Segment Open

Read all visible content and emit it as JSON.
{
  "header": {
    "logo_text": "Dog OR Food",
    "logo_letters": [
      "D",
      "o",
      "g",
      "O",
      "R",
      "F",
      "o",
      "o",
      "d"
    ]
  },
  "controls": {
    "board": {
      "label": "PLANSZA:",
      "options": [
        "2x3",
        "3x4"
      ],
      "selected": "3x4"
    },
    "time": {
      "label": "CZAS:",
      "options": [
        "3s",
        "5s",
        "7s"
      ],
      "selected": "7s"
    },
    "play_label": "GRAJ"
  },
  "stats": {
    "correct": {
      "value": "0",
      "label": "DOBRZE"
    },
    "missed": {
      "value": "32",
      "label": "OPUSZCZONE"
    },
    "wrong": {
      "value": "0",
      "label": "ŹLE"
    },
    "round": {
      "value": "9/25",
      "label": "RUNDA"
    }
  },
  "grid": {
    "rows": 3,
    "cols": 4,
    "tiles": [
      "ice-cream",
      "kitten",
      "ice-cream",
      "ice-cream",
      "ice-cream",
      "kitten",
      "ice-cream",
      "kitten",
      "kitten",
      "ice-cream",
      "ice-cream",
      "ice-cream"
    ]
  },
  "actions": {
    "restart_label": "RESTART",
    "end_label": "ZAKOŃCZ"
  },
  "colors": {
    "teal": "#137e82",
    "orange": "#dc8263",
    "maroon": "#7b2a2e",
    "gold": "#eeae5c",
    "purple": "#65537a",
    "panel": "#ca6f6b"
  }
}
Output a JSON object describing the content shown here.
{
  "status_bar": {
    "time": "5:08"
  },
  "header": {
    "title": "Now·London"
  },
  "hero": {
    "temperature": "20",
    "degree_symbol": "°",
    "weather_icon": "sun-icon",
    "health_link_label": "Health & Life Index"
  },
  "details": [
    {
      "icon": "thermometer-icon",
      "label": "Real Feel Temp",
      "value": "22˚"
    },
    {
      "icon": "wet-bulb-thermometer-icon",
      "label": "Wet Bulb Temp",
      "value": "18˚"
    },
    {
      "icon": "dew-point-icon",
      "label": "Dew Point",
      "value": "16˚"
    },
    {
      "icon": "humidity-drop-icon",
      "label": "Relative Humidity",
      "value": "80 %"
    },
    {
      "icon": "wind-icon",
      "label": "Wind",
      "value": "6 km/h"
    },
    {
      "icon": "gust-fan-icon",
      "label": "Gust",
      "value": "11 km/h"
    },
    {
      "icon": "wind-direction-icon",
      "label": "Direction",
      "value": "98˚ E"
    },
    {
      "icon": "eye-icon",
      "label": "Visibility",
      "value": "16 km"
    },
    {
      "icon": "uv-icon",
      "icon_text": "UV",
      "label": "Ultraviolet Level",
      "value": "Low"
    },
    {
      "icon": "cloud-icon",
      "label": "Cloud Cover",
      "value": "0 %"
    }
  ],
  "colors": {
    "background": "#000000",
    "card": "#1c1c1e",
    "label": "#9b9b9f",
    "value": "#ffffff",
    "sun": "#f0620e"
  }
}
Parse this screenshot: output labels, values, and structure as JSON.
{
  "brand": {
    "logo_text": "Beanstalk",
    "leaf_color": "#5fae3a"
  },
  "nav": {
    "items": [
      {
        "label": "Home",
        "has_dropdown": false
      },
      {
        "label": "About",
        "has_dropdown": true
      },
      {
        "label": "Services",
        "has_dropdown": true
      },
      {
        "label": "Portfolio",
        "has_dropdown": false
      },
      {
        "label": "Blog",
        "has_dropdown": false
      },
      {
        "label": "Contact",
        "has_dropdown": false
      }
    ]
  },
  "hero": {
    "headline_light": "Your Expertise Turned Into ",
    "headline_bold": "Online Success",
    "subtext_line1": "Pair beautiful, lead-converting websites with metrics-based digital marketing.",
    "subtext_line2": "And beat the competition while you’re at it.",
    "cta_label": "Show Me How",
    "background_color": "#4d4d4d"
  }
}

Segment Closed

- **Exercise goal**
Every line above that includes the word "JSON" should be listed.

- **Exercise response**
Read all visible content and emit it as JSON.
Output a JSON object describing the content shown here.
Parse this screenshot: output labels, values, and structure as JSON.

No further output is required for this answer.